The Ambassador informed the newcomers, “We were discussing the latest Blackhouse discovery–the tomb of the god-king’s daughter.”

“Extraordinary,” agreed the Baron. “Indeed, the artifacts uncovered include the sacred sword Shefrh Lelmelwek—the Glory of Kings, bestowed by the gods on the pharaoh himself.”

Hattie didn’t need to look at Bing to feel her companion’s surprise. It appeared the vice-consul was indeed lately come from the excavation at Thebes, and he was very well-informed. Bing’s brother had indicated in his letters that the discovery of the mythical sword was a well-kept secret.

With an attitude that bordered on the rapturous, the Ambassador looked to Hattie, wide of eye. “Such a mystery! How could such a wonder have been bestowed upon a mere female? And how could she have warranted a tomb in the Valley of the Kings?”

Hattie did her best to come up with an answer, wishing she had paid more attention when Bing was speaking of such things. “We must suppose that she some performed some extraordinary service so as to be a heroine in the eyes of the Eighteenth Dynasty.”

Bing made a small sound behind her which indicated Hattie was mixing her dynasties again—but honestly, who could keep them straight? It was three thousand years ago, for the love of heaven. But correction was to come from the blonde woman, who announced in an indulgent tone, “Seti was Nineteenth Dynasty, I believe.”

Curbing an urgent desire to make a cutting remark, Hattie recalled her circumstances and subsided. “Yes—yes I am sorry; I misspoke.” She then caught the self-assured gentleman’s gaze upon her again and realized he was amused. Why, he is laughing at me, the wretch; I should spill my punch on him, just to show how little I appreciate being the object of his amusement—or being exposed as ignorant in matters Egyptian. The man turned away as Hattie sipped her punch, thinking that this was an odd sort of party—and Robbie was making no effort to have a private word which was perplexing in itself; if nothing else, he should want to take her aside to give her a bear-garden jawing for surprising him in such a way.

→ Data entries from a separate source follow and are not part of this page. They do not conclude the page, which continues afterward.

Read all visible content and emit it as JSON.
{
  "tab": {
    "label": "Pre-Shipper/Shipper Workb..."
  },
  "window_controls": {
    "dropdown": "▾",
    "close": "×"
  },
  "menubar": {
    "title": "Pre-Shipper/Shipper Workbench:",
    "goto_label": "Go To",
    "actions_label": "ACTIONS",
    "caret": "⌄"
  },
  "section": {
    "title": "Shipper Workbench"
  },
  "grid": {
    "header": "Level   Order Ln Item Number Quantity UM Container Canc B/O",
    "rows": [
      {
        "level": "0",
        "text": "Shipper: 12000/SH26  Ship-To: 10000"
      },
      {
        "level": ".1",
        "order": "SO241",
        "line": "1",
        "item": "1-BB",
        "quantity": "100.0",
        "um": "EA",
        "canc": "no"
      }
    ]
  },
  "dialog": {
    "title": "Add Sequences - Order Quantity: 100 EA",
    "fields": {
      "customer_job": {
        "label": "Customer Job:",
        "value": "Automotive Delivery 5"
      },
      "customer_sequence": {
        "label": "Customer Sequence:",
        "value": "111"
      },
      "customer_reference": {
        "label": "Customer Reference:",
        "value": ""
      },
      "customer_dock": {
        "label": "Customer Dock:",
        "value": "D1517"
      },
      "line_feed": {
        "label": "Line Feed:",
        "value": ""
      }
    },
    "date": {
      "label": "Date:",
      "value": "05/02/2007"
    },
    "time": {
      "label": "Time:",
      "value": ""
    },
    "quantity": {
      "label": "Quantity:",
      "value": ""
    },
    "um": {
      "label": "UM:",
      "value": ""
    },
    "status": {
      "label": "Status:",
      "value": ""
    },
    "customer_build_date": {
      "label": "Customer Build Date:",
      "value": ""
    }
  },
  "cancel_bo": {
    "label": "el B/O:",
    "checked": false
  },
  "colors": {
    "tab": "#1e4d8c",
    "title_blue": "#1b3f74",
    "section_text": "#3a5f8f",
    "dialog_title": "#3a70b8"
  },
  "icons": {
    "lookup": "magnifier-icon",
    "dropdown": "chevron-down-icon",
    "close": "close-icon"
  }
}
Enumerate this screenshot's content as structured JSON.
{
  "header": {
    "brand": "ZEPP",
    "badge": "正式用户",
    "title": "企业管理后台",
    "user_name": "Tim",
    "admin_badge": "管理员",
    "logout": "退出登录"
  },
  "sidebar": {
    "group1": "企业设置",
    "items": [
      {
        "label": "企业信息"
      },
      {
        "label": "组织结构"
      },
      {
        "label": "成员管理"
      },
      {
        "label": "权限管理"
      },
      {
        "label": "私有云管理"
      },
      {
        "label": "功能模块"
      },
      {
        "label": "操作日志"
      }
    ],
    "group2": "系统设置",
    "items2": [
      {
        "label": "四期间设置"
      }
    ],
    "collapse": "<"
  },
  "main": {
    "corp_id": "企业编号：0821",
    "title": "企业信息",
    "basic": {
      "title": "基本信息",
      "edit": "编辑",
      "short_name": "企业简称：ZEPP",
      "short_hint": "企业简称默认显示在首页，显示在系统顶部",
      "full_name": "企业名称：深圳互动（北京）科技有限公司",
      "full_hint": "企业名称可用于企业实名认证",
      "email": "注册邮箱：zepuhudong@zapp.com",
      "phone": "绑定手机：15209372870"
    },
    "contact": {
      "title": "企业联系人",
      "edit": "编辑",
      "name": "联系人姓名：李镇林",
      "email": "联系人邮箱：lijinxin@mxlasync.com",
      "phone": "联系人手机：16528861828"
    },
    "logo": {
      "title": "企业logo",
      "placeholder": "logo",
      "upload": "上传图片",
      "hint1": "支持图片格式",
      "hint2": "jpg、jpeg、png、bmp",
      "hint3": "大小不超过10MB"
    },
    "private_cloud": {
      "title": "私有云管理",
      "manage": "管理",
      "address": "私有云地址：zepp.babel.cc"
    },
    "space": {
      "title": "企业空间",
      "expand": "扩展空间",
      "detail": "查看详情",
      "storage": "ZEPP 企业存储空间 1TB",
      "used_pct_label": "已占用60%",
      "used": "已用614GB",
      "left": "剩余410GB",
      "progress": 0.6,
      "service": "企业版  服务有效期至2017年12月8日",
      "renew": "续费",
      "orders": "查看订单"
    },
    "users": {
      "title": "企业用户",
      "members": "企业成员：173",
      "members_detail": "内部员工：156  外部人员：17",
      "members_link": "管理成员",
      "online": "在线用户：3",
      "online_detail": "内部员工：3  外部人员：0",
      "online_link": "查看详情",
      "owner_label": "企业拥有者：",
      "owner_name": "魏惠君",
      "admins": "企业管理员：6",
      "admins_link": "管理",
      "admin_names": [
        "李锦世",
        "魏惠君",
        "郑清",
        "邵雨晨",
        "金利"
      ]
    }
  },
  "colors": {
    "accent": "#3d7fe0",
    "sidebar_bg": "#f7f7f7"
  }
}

But he had his own surprise that, as it turned out, would trump hers. Robbie turned to the woman in warm approval, and pulled her hand through his arm. “Madame Auguste knows a great deal about the excavations—she lived in Egypt for years.”

“No more,” she laughed. “Now I will be an Englishwoman.”

“England’s gain,” offered the Ambassador gallantly, and sketched a small bow.

With a smile that bordered on the patronizing, the woman addressed Hattie. “Only think, Mademoiselle Blackhouse, we shall be neighbors, you and I.”

With dawning horror, Hattie found she was having trouble putting together a coherent thought. “Is that so?” she managed, and almost dispassionately noted that she could now hear her heartbeat in her ears–never a good sign.

“Wish me happy, Hattie,” Robbie revealed with his easy smile. “Madame has agreed to marry me, and I am the luckiest of men.”